U.S. consumers intend to spend more this year on Mother’s Day gifts this year, according to a survey of almost 6,300 adults conducted by Prosper Insights and Analytics for the National Retail Federation (NRF).

Americans will spend an average of about $173 on mom this year, up nearly 6 percent from last year and the highest amount in the survey’s 12-year history. Total spending is expected to exceed $20 billion.

“We’re encouraged by the positive shift we’ve seen in spending on discretionary and gift items from consumers so far this year, certainly boding well for retailers across all spectrums who are planning to promote Mother’s Day,” said NRF president and CEO Matthew Shay.

When it comes to gifts, the majority of consumers (80 percent), will pick up a greeting card for mom, spending about $800 million on them.

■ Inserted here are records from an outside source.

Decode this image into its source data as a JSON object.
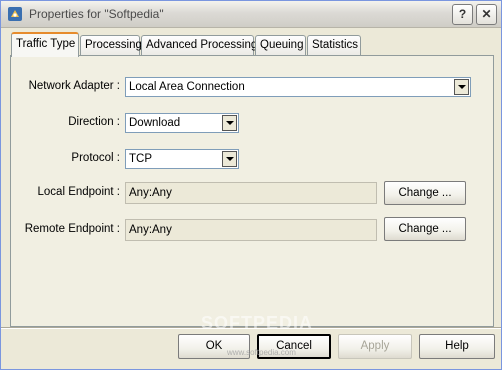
{
  "window": {
    "title": "Properties for \"Softpedia\"",
    "help_label": "?",
    "close_label": "✕"
  },
  "tabs": [
    {
      "label": "Traffic Type",
      "active": true
    },
    {
      "label": "Processing"
    },
    {
      "label": "Advanced Processing"
    },
    {
      "label": "Queuing"
    },
    {
      "label": "Statistics"
    }
  ],
  "form": {
    "network_adapter": {
      "label": "Network Adapter :",
      "value": "Local Area Connection"
    },
    "direction": {
      "label": "Direction :",
      "value": "Download"
    },
    "protocol": {
      "label": "Protocol :",
      "value": "TCP"
    },
    "local_endpoint": {
      "label": "Local Endpoint :",
      "value": "Any:Any",
      "button": "Change ..."
    },
    "remote_endpoint": {
      "label": "Remote Endpoint :",
      "value": "Any:Any",
      "button": "Change ..."
    }
  },
  "buttons": {
    "ok": "OK",
    "cancel": "Cancel",
    "apply": "Apply",
    "help": "Help"
  },
  "watermark": {
    "text": "SOFTPEDIA",
    "sub": "www.softpedia.com"
  }
}
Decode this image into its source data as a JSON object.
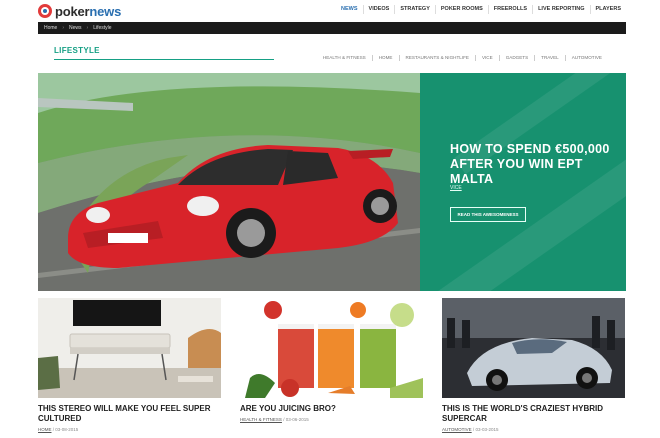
{
  "logo": {
    "part1": "poker",
    "part2": "news"
  },
  "topnav": [
    "NEWS",
    "VIDEOS",
    "STRATEGY",
    "POKER ROOMS",
    "FREEROLLS",
    "LIVE REPORTING",
    "PLAYERS"
  ],
  "breadcrumb": [
    "Home",
    "News",
    "Lifestyle"
  ],
  "section": {
    "title": "LIFESTYLE",
    "subnav": [
      "Health & Fitness",
      "Home",
      "Restaurants & Nightlife",
      "Vice",
      "Gadgets",
      "Travel",
      "Automotive"
    ]
  },
  "hero": {
    "headline": "HOW TO SPEND €500,000 AFTER YOU WIN EPT MALTA",
    "tag": "VICE",
    "button": "READ THIS AWESOMENESS"
  },
  "cards": [
    {
      "title": "THIS STEREO WILL MAKE YOU FEEL SUPER CULTURED",
      "category": "HOME",
      "date": "03-08-2015"
    },
    {
      "title": "ARE YOU JUICING BRO?",
      "category": "HEALTH & FITNESS",
      "date": "03-06-2015"
    },
    {
      "title": "THIS IS THE WORLD'S CRAZIEST HYBRID SUPERCAR",
      "category": "AUTOMOTIVE",
      "date": "03-03-2015"
    }
  ],
  "colors": {
    "accent": "#16a085",
    "hero_panel": "#17916f",
    "brand_blue": "#2a6fb0",
    "brand_red": "#e23b3b"
  }
}
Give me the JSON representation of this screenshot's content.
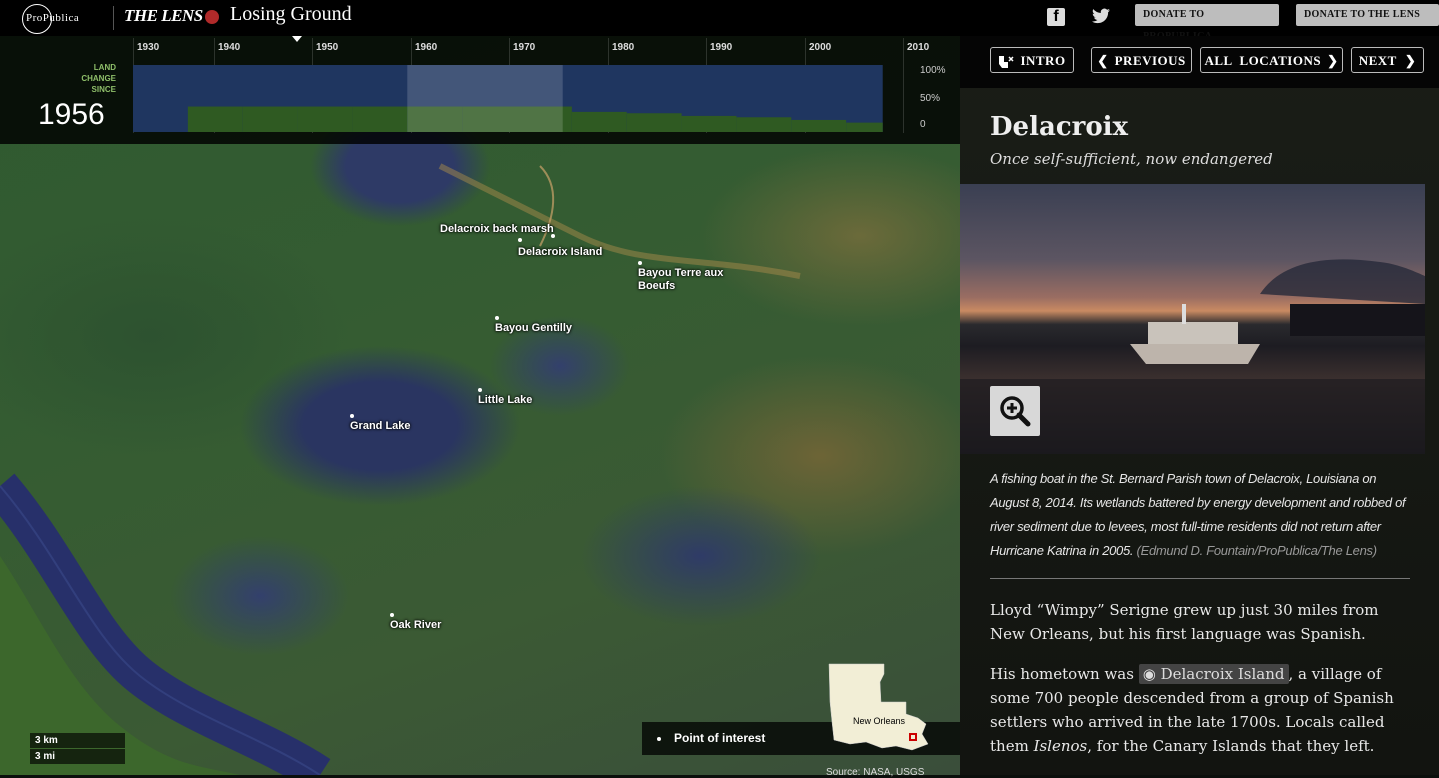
{
  "header": {
    "propublica_logo": "ProPublica",
    "lens_logo": "THE LENS",
    "app_title": "Losing Ground",
    "donate_propublica": "DONATE TO PROPUBLICA",
    "donate_lens": "DONATE TO THE LENS",
    "social": [
      "facebook-icon",
      "twitter-icon"
    ]
  },
  "timeline": {
    "label": "LAND CHANGE SINCE",
    "current_year": "1956",
    "ticks": [
      "1930",
      "1940",
      "1950",
      "1960",
      "1970",
      "1980",
      "1990",
      "2000",
      "2010"
    ],
    "pct_labels": [
      "100%",
      "50%",
      "0"
    ]
  },
  "chart_data": {
    "type": "area",
    "xlabel": "",
    "ylabel": "LAND CHANGE SINCE",
    "x": [
      1932,
      1938,
      1944,
      1950,
      1956,
      1962,
      1968,
      1974,
      1980,
      1986,
      1992,
      1998,
      2004,
      2008
    ],
    "series": [
      {
        "values": [
          38,
          38,
          38,
          38,
          38,
          38,
          38,
          30,
          28,
          24,
          22,
          18,
          14,
          10
        ]
      }
    ],
    "highlight_range": [
      1956,
      1973
    ],
    "ylim": [
      0,
      100
    ]
  },
  "map": {
    "points_of_interest": [
      "Delacroix back marsh",
      "Delacroix Island",
      "Bayou Terre aux\nBoeufs",
      "Bayou Gentilly",
      "Little Lake",
      "Grand Lake",
      "Oak River"
    ],
    "scale": [
      "3 km",
      "3 mi"
    ],
    "legend": "Point of interest",
    "inset_label": "New Orleans",
    "source": "Source: NASA, USGS"
  },
  "nav": {
    "intro": "INTRO",
    "previous": "PREVIOUS",
    "all_locations": "ALL  LOCATIONS",
    "next": "NEXT"
  },
  "location": {
    "title": "Delacroix",
    "subtitle": "Once self-sufficient, now endangered",
    "caption": "A fishing boat in the St. Bernard Parish town of Delacroix, Louisiana on August 8, 2014. Its wetlands battered by energy development and robbed of river sediment due to levees, most full-time residents did not return after Hurricane Katrina in 2005.",
    "credit": "(Edmund D. Fountain/ProPublica/The Lens)",
    "para1": "Lloyd “Wimpy” Serigne grew up just 30 miles from New Orleans, but his first language was Spanish.",
    "para2_pre": "His hometown was ",
    "para2_link": "Delacroix Island",
    "para2_mid": ", a village of some 700 people descended from a group of Spanish settlers who arrived in the late 1700s. Locals called them ",
    "para2_em": "Islenos",
    "para2_post": ", for the Canary Islands that they left."
  }
}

More than two-thirds (67.2%) of those celebrating will buy flowers, to the tune of $2.4 billion. The biggest expected spending category is jewelry, on which consumers are expected to spend a whopping $4.3 billion this year, up from $3.6 billion in 2014.

More than a third of Mother’s Day shoppers plan to gift apparel and clothing items, and are expecting to spend $1.9 billion, up from $1.7 billion last year.

Families will also surprise mom with a special brunch or activity ($3.8 billion), electronic items like a new smartphone or e-reader ($1.8 billion), or personal services such as a spa day ($1.5 billion).

Many are opting for the gift that keeps on giving: More than 40 percent will give mom a gift card, spending more than $2.2 billion.

“Mother’s Day is extremely unique and personal for millions of consumers, and families this year will look for different ways to enjoy their time with mom,” said Prosper’s Principal Analyst Pam Goodfellow. “While some will splurge, others will search high and low for the perfect, practical gift, knowing that she likes any gift that comes from the heart.”

Most shoppers will head to department stores (33.4%), while others will shop at specialty stores (28.2%) or discount stores (24.8%). With shoppers ready to get out of the house after a long winter, fewer will be shopping online this year (25 percent vs. 29 percent last year.) However, online shoppers plan to spend an average $252—higher than the typical Mother’s Day shopper—and more than four in 10 plan to use their smartphones to research products and compare prices.

The biggest spenders on mom will be 25- to 34-year-olds, who plan to spend an average of $244.32.